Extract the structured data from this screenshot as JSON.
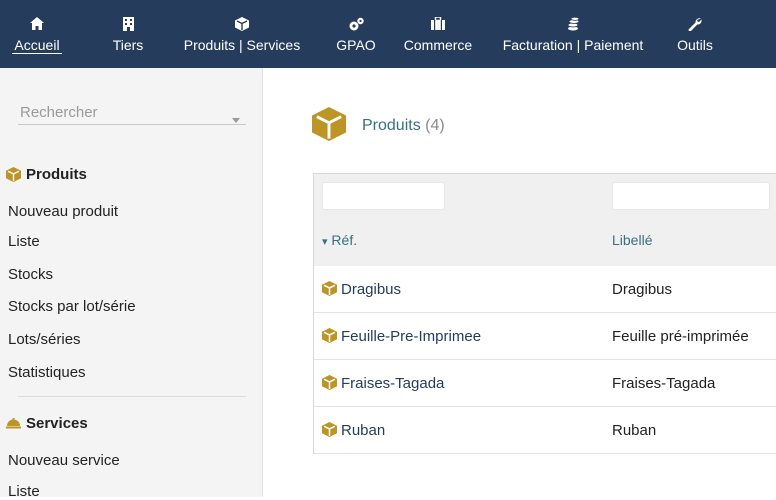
{
  "nav": [
    {
      "label": "Accueil",
      "icon": "home-icon",
      "active": true
    },
    {
      "label": "Tiers",
      "icon": "building-icon"
    },
    {
      "label": "Produits | Services",
      "icon": "cube-icon"
    },
    {
      "label": "GPAO",
      "icon": "cogs-icon"
    },
    {
      "label": "Commerce",
      "icon": "briefcase-icon"
    },
    {
      "label": "Facturation | Paiement",
      "icon": "coins-icon"
    },
    {
      "label": "Outils",
      "icon": "wrench-icon"
    }
  ],
  "sidebar": {
    "search_placeholder": "Rechercher",
    "products": {
      "title": "Produits",
      "links": [
        "Nouveau produit",
        "Liste",
        "Stocks",
        "Stocks par lot/série",
        "Lots/séries",
        "Statistiques"
      ]
    },
    "services": {
      "title": "Services",
      "links": [
        "Nouveau service",
        "Liste"
      ]
    }
  },
  "main": {
    "title": "Produits",
    "count": "(4)",
    "columns": {
      "ref": "Réf.",
      "label": "Libellé"
    },
    "sort_indicator": "▾",
    "rows": [
      {
        "ref": "Dragibus",
        "label": "Dragibus"
      },
      {
        "ref": "Feuille-Pre-Imprimee",
        "label": "Feuille pré-imprimée"
      },
      {
        "ref": "Fraises-Tagada",
        "label": "Fraises-Tagada"
      },
      {
        "ref": "Ruban",
        "label": "Ruban"
      }
    ]
  },
  "colors": {
    "topbar": "#263c5c",
    "accent": "#38707d",
    "cube": "#bc9526"
  }
}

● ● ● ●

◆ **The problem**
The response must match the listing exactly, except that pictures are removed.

◆ **Solution**
Extract the structured data from this screenshot as JSON.
{
  "nav": [
    {
      "label": "Accueil",
      "icon": "home-icon",
      "active": true
    },
    {
      "label": "Tiers",
      "icon": "building-icon"
    },
    {
      "label": "Produits | Services",
      "icon": "cube-icon"
    },
    {
      "label": "GPAO",
      "icon": "cogs-icon"
    },
    {
      "label": "Commerce",
      "icon": "briefcase-icon"
    },
    {
      "label": "Facturation | Paiement",
      "icon": "coins-icon"
    },
    {
      "label": "Outils",
      "icon": "wrench-icon"
    }
  ],
  "sidebar": {
    "search_placeholder": "Rechercher",
    "products": {
      "title": "Produits",
      "links": [
        "Nouveau produit",
        "Liste",
        "Stocks",
        "Stocks par lot/série",
        "Lots/séries",
        "Statistiques"
      ]
    },
    "services": {
      "title": "Services",
      "links": [
        "Nouveau service",
        "Liste"
      ]
    }
  },
  "main": {
    "title": "Produits",
    "count": "(4)",
    "columns": {
      "ref": "Réf.",
      "label": "Libellé"
    },
    "sort_indicator": "▾",
    "rows": [
      {
        "ref": "Dragibus",
        "label": "Dragibus"
      },
      {
        "ref": "Feuille-Pre-Imprimee",
        "label": "Feuille pré-imprimée"
      },
      {
        "ref": "Fraises-Tagada",
        "label": "Fraises-Tagada"
      },
      {
        "ref": "Ruban",
        "label": "Ruban"
      }
    ]
  },
  "colors": {
    "topbar": "#263c5c",
    "accent": "#38707d",
    "cube": "#bc9526"
  }
}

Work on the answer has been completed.